BRIEF: Search the records for "link" and copy each line that holds it.

**** DATASET ****

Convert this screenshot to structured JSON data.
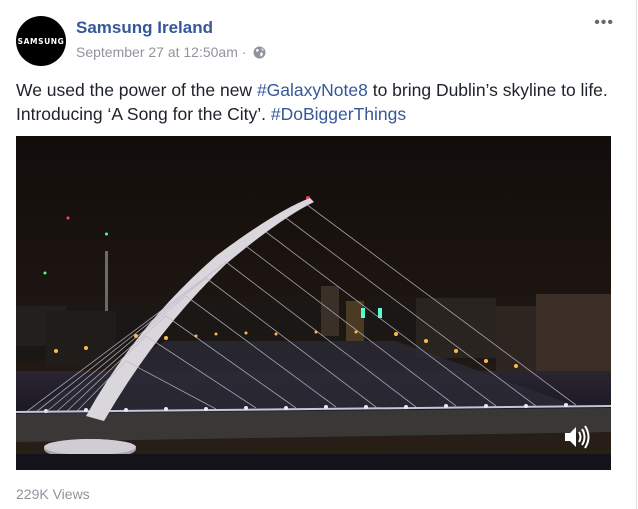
{
  "post": {
    "page_name": "Samsung Ireland",
    "avatar_text": "SAMSUNG",
    "timestamp": "September 27 at 12:50am",
    "separator": "·",
    "privacy_icon": "globe-icon",
    "more_icon": "more-options-icon",
    "more_label": "•••",
    "text_part1": "We used the power of the new ",
    "hashtag1": "#GalaxyNote8",
    "text_part2": " to bring Dublin’s skyline to life. Introducing ‘A Song for the City’. ",
    "hashtag2": "#DoBiggerThings",
    "views": "229K Views"
  },
  "video": {
    "description_icon": "volume-icon"
  },
  "colors": {
    "link": "#365899",
    "meta": "#90949c",
    "text": "#1d2129"
  }
}
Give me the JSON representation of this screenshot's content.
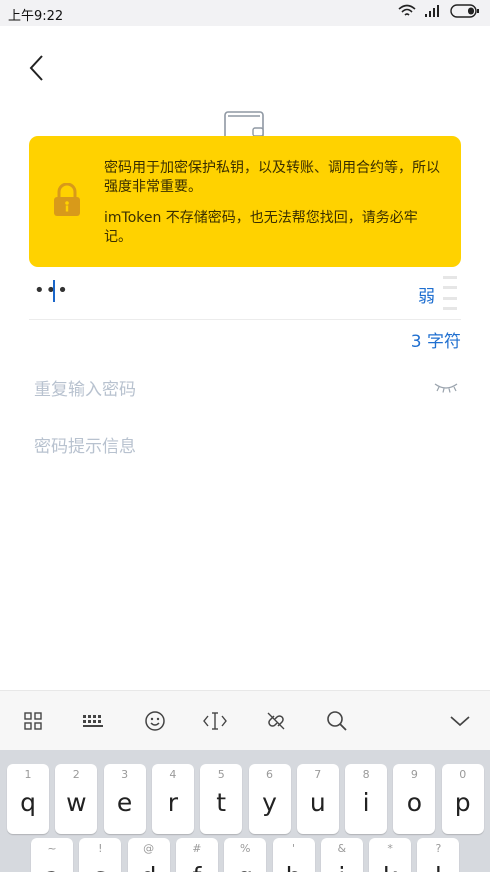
{
  "status_bar": {
    "time": "上午9:22"
  },
  "tooltip": {
    "line1": "密码用于加密保护私钥，以及转账、调用合约等，所以强度非常重要。",
    "line2": "imToken 不存储密码，也无法帮您找回，请务必牢记。"
  },
  "password": {
    "value": "•••",
    "strength": "弱",
    "char_count": "3 字符"
  },
  "repeat": {
    "placeholder": "重复输入密码"
  },
  "hint": {
    "placeholder": "密码提示信息"
  },
  "keyboard": {
    "row1": [
      {
        "sub": "1",
        "main": "q"
      },
      {
        "sub": "2",
        "main": "w"
      },
      {
        "sub": "3",
        "main": "e"
      },
      {
        "sub": "4",
        "main": "r"
      },
      {
        "sub": "5",
        "main": "t"
      },
      {
        "sub": "6",
        "main": "y"
      },
      {
        "sub": "7",
        "main": "u"
      },
      {
        "sub": "8",
        "main": "i"
      },
      {
        "sub": "9",
        "main": "o"
      },
      {
        "sub": "0",
        "main": "p"
      }
    ],
    "row2": [
      {
        "sub": "~",
        "main": "a"
      },
      {
        "sub": "!",
        "main": "s"
      },
      {
        "sub": "@",
        "main": "d"
      },
      {
        "sub": "#",
        "main": "f"
      },
      {
        "sub": "%",
        "main": "g"
      },
      {
        "sub": "'",
        "main": "h"
      },
      {
        "sub": "&",
        "main": "j"
      },
      {
        "sub": "*",
        "main": "k"
      },
      {
        "sub": "?",
        "main": "l"
      }
    ]
  },
  "colors": {
    "accent": "#1f6fd0",
    "tooltip": "#ffd200",
    "lock": "#d89a1a"
  },
  "icons": [
    "back-arrow-icon",
    "wallet-icon",
    "lock-icon",
    "eye-closed-icon",
    "grid-icon",
    "keyboard-icon",
    "emoji-icon",
    "cursor-icon",
    "link-icon",
    "search-icon",
    "collapse-icon"
  ]
}
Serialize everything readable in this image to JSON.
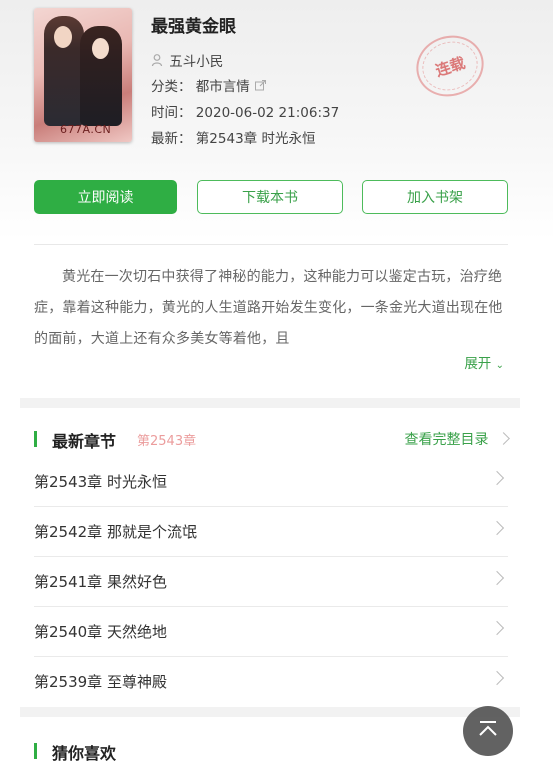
{
  "book": {
    "title": "最强黄金眼",
    "author": "五斗小民",
    "category_label": "分类：",
    "category": "都市言情",
    "time_label": "时间：",
    "time": "2020-06-02 21:06:37",
    "latest_label": "最新：",
    "latest": "第2543章 时光永恒",
    "cover_tag": "677A.CN",
    "status_stamp": "连载"
  },
  "actions": {
    "read": "立即阅读",
    "download": "下载本书",
    "shelf": "加入书架"
  },
  "intro": {
    "text": "黄光在一次切石中获得了神秘的能力，这种能力可以鉴定古玩，治疗绝症，靠着这种能力，黄光的人生道路开始发生变化，一条金光大道出现在他的面前，大道上还有众多美女等着他，且",
    "expand": "展开"
  },
  "latest_chapters": {
    "title": "最新章节",
    "subtitle": "第2543章",
    "more": "查看完整目录",
    "items": [
      "第2543章 时光永恒",
      "第2542章 那就是个流氓",
      "第2541章 果然好色",
      "第2540章 天然绝地",
      "第2539章 至尊神殿"
    ]
  },
  "recommend": {
    "title": "猜你喜欢"
  },
  "colors": {
    "accent": "#2fae44",
    "link": "#3aa14a"
  }
}
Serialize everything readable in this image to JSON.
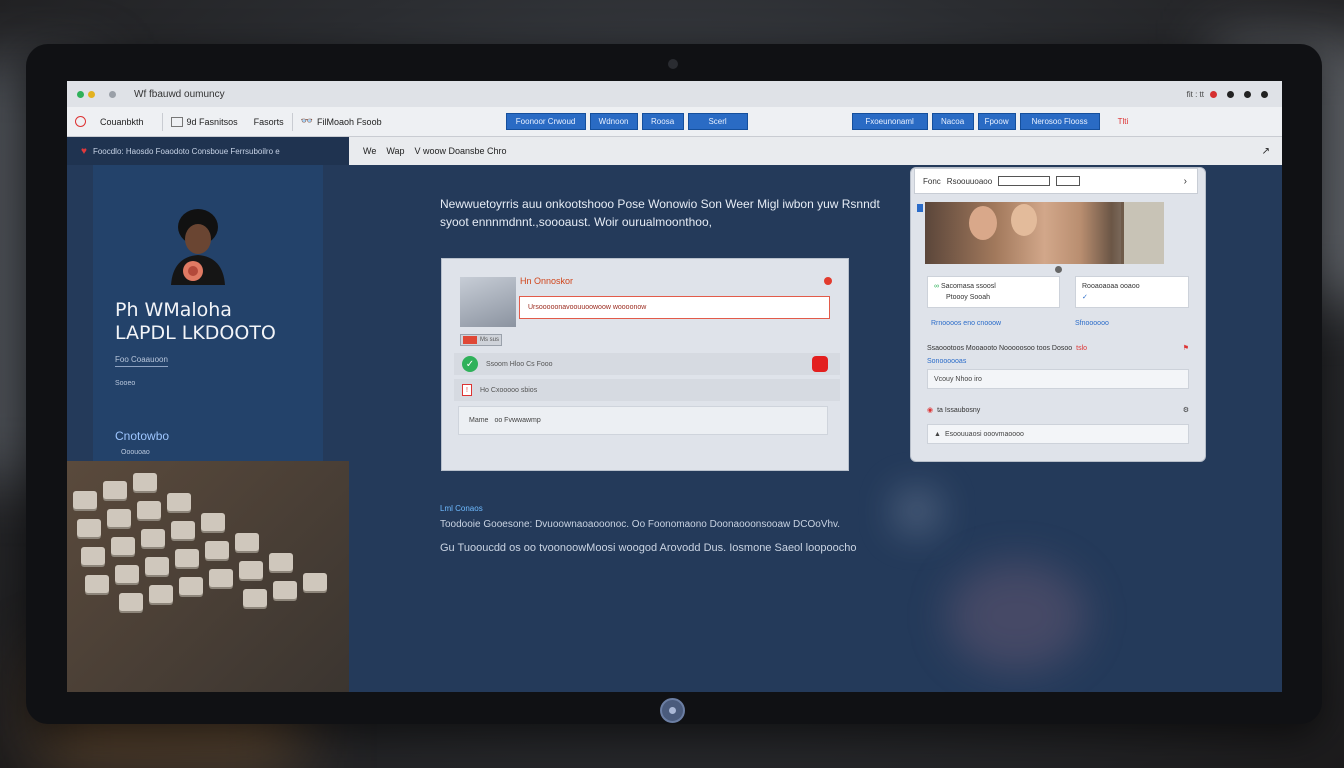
{
  "window": {
    "title": "Wf fbauwd oumuncy",
    "right_label": "fit : tt"
  },
  "toolbar": {
    "app_label": "Couanbkth",
    "item1": "9d Fasnitsos",
    "item2": "Fasorts",
    "item3": "FilMoaoh Fsoob",
    "buttons_left": [
      "Foonoor Crwoud",
      "Wdnoon",
      "Roosa",
      "Scerl"
    ],
    "buttons_right": [
      "Fxoeunonaml",
      "Nacoa",
      "Fpoow",
      "Nerosoo Flooss"
    ],
    "right_red": "Tlti"
  },
  "sidebar": {
    "header": "Foocdlo: Haosdo  Foaodoto Consboue Ferrsuboilro  e",
    "profile": {
      "name_line1": "Ph WMaloha",
      "name_line2": "LAPDL LKDOOTO",
      "role": "Foo Coaauoon",
      "meta": "Sooeo",
      "link": "Cnotowbo",
      "sub": "Ooouoao"
    }
  },
  "main": {
    "header_a": "We",
    "header_b": "Wap",
    "header_c": "V woow Doansbe Chro",
    "intro": "Newwuetoyrris auu onkootshooo Pose Wonowio Son Weer Migl iwbon yuw Rsnndt syoot ennnmdnnt.,soooaust. Woir ourualmoonthoo,",
    "dialog": {
      "title": "Hn Onnoskor",
      "input_value": "Ursooooonavoouuoowoow woooonow",
      "tag": "Ms sus",
      "row1": "Ssoom  Hloo Cs  Fooo",
      "row2": "Ho Cxooooo sbios",
      "footer_a": "Mame",
      "footer_b": "oo  Fvwwawmp"
    },
    "info": {
      "title": "Lml Conaos",
      "line1": "Toodooie Gooesone: Dvuoownaoaooonoc. Oo Foonomaono Doonaooonsooaw DCOoVhv.",
      "line2": "Gu Tuooucdd os oo tvoonoowMoosi woogod Arovodd  Dus. Iosmone Saeol loopoocho"
    }
  },
  "right_panel": {
    "search_label": "Fonc",
    "search_title": "Rsoouuoaoo",
    "card1_line1": "Sacomasa ssoosl",
    "card1_line2": "Ptoooy Sooah",
    "card2_line1": "Rooaoaoaa ooaoo",
    "label1": "Rrnoooos eno cnooow",
    "label2": "Sfnoooooo",
    "row1_label": "Ssaoootoos Mooaooto Nooooosoo toos Dosoo",
    "row1_red": "tslo",
    "row2_label": "Sonoooooas",
    "field1": "Vcouy Nhoo iro",
    "row3_label": "ta Issaubosny",
    "field2": "Esoouuaosi ooovmaoooo"
  }
}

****

SOLUTION TO THIS PROBLEM:
    "link": "#365899",
    "link-icon",
    "link": "#3aa14a"
      "link": "Cnotowbo",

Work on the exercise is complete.